#### Blog Zbod

##### Podium Finisher

Around the autumn of 2010, F1 Racing magazine had a short article about some (unnamed) physics boffin who had crunched the numbers on 40 years of F1 results, looking for a formula that would describe factors relevant to winning WDC (beyond simply the points awarded), a sort of a "unified field" theory for analysing (or predicting) any given driver's possibility of winning. This is the formula he came up with:

X = (11*(√p ÷ r)) +10w + 5s + (5f ÷ 2) - 20a

Where:

p= number of poles

r= number of retirements

w= number of wins

s= number of second or third place results

f= number of points scoring results lower than 3rd (currently, 4th thru 10th)

a= average race result

The article I'm afraid offered no explanation of its application, which is unfortunate, because the formula itself has a couple of problems. Firstly, the first term is meaningless if a driver has not had a DNF. And secondly, the fifth term potentially could be used to penalise a DNF, as well as the first.

The solution I applied to the first problem was to was to credit each driver with a single DNF at the outset. So mathematically, drivers with no retirements receive full credit for (11 times the square root of) the number of poles taken. Thereafter, the credit for poles is reduced by the inverse of the number of retirements

__plus one__. I.E., one DNF = (1+1=2) 1/2 credit, two DNFs = (1+2=3) 1/3 credit, and so on.

As to the second problem, the first term specifically penalises for DNFs. It is clear this was the creator's intent but I cannot make the same claim regarding the fifth term. Therefore I elected not to include a "non-result" in the average of results.

The formula isn't particularly byzantine, and I didn't run it against the past 40 years to vet it, but I presume the blokes at F1 Racing did.

Here is how the maths work out for the current season to date (with my tweaks):

For comparison, this is how the previous season worked out:

No slight intended to the drivers not included in these stats.
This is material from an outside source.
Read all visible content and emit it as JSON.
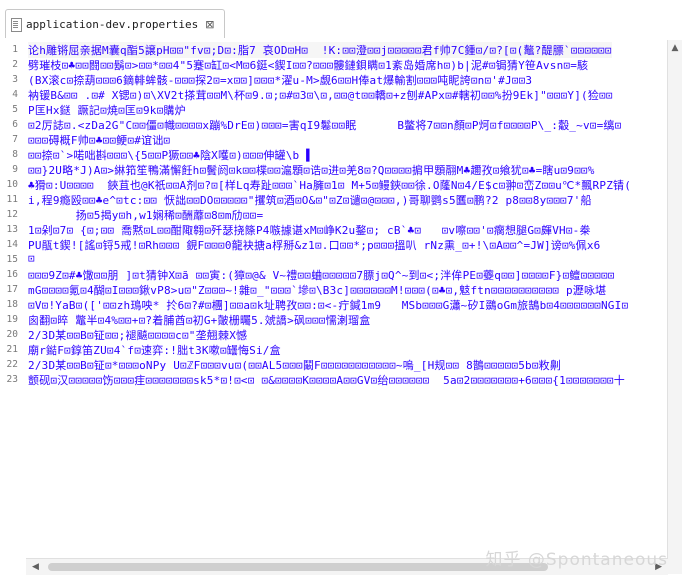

I limited my selection to a handful of front runners (and Webber, to contrast to his teammate) to limit the work load.

I post it now because it is another tool for the statistically-obsessed among us to use to analyse the possible permutations for the remainder of the season. What scenarios would have to come to pass for anyone to catch Vettel? If there's sufficient interest, I might expand it to the entire field.